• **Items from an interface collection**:
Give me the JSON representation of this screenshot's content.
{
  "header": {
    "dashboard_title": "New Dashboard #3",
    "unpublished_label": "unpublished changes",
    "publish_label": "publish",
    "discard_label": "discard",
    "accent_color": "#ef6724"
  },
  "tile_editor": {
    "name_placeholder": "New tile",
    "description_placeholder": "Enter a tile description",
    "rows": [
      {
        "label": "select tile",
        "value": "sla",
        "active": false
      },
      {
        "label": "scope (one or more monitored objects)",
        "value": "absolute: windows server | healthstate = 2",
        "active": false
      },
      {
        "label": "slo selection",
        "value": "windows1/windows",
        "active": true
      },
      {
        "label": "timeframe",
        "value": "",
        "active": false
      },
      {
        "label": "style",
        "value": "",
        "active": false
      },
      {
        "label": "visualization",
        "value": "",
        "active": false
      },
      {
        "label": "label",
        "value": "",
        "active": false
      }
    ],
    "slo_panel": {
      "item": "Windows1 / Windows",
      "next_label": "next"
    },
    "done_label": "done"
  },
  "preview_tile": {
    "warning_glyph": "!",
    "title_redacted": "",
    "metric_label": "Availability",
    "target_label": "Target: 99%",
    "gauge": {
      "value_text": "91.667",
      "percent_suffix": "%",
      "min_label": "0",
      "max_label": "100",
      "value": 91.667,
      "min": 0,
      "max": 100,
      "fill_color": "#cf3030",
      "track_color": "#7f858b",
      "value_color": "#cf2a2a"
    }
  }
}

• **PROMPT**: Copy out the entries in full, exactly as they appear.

• **EXERCISE SOLUTION**:
Give me the JSON representation of this screenshot's content.
{
  "header": {
    "dashboard_title": "New Dashboard #3",
    "unpublished_label": "unpublished changes",
    "publish_label": "publish",
    "discard_label": "discard",
    "accent_color": "#ef6724"
  },
  "tile_editor": {
    "name_placeholder": "New tile",
    "description_placeholder": "Enter a tile description",
    "rows": [
      {
        "label": "select tile",
        "value": "sla",
        "active": false
      },
      {
        "label": "scope (one or more monitored objects)",
        "value": "absolute: windows server | healthstate = 2",
        "active": false
      },
      {
        "label": "slo selection",
        "value": "windows1/windows",
        "active": true
      },
      {
        "label": "timeframe",
        "value": "",
        "active": false
      },
      {
        "label": "style",
        "value": "",
        "active": false
      },
      {
        "label": "visualization",
        "value": "",
        "active": false
      },
      {
        "label": "label",
        "value": "",
        "active": false
      }
    ],
    "slo_panel": {
      "item": "Windows1 / Windows",
      "next_label": "next"
    },
    "done_label": "done"
  },
  "preview_tile": {
    "warning_glyph": "!",
    "title_redacted": "",
    "metric_label": "Availability",
    "target_label": "Target: 99%",
    "gauge": {
      "value_text": "91.667",
      "percent_suffix": "%",
      "min_label": "0",
      "max_label": "100",
      "value": 91.667,
      "min": 0,
      "max": 100,
      "fill_color": "#cf3030",
      "track_color": "#7f858b",
      "value_color": "#cf2a2a"
    }
  }
}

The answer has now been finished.